there is also
no judge to resort to,
but the law of nature and reason
being the only one
in which all the contracting parties
are equally conversant
and to which
they are equally subject

In arbitrary states this law,
wherever it contradicts
or is not provided for
by the municipal law of the country,
is enforced by the royal power; 
but since in England
no royal power can introduce a new law,
or suspend the execution of the old,
therefore the law of nations
(wherever any question arises
which is properly the object
of its jurisdiction)
is here adopted
in its full extent
by the common law,
and is held to be a part of
the law of the land

And those acts of parliament,
which have from time to time
been made to enforce this universal law,
or to facilitate the execution
of its decisions,
are not to be considered
as introductive of any new rule,
but merely as declaratory
of the old fundamental constitutions
of the kingdom

without which it must cease
to be a part of the civilized world

---where the individuals
of any state
violate this general law
it is then the interest
as well as duty
of the govertnment,
under which they live,
to animadvert upon them
with a becoming severity
that the peace of the world
may be maintained.

For in vain would nations in
their collective capacity
observe these universal rules,
if private subjects were at liberty
to break them at their own discretion
and involve the two states in a war. 

It is therefore incumbent
upon the nation injured
first to demand satisfaction
and justice
to be done
to the offender
by the state to which he belongs,
and, if that be refused or neglected,
the sovereign then avows himself
an accomplice or abettor
of his subject's crime,

and draws upon his community
the calamities of foreign war."

note: I can only ask
that you take a few minutes
and give some thought to the portions
which I have highlighted.

Then ask yourself
just how this "squares"
with the claims
by those who insist on
American exceptionalism,
world hegemony,
and full spectrum dominance
as an operating philosophy.

Do you suppose those beliefs
are a result of natural laws
which all learned,
civilized men,
in all countries,
agreed upon
as a result of reason
and universal consent?

Or might they more aptly
fall under the heading of
the acts of
arbitrary states?

And when a small group
acts, on their own
(read party hacks),
without the consent
of the governed,
are not they
acting as individuals,
and as violators of this law,
and thus subject to
the strongest
approbation possible?

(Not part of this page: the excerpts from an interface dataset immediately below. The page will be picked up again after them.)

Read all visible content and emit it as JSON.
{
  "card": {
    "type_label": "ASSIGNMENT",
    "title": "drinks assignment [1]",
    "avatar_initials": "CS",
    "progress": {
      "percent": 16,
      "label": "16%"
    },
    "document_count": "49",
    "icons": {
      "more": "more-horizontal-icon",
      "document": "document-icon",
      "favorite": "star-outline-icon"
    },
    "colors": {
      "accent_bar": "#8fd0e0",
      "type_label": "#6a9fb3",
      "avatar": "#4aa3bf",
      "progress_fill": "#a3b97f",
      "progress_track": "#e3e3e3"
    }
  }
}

Think about it.

Which side of history,
and liberty,
and justice
do you suppose
they will be found
to be sitting on?

or lawless?

In the NT we are told
that the "Man of Sin"
will be known for his

Nomos = law
a = not

as in lawless
or without law.

Which side do you
your pretended leaders
will be found to be on
at the judgment seat of Christ?

"Well done thou good and faithful servant"?

or "into the goat line, with you"
as referenced in
Matthew 25?

I think that
to ask the question
is to answer it.

Oh, and by the way,
animadvert =
to comment unfavorably
or critically
from Latin
animadvertere =
to censure

Peace on Earth
Goodwill toward men,

Or will you choose to follow
the modern day incarnations
of all which is evil and abhorrent?

Take your pick.

As we were warned
2,000 years ago,
watch their actions,
and the fruits of their actions,
and don't be fooled by
their numerous enticing words
and specious claims
which they so scurriously make,
seemingly without end.

w/ high intensity love to all


11:43 p.m.
Ventura, California, USA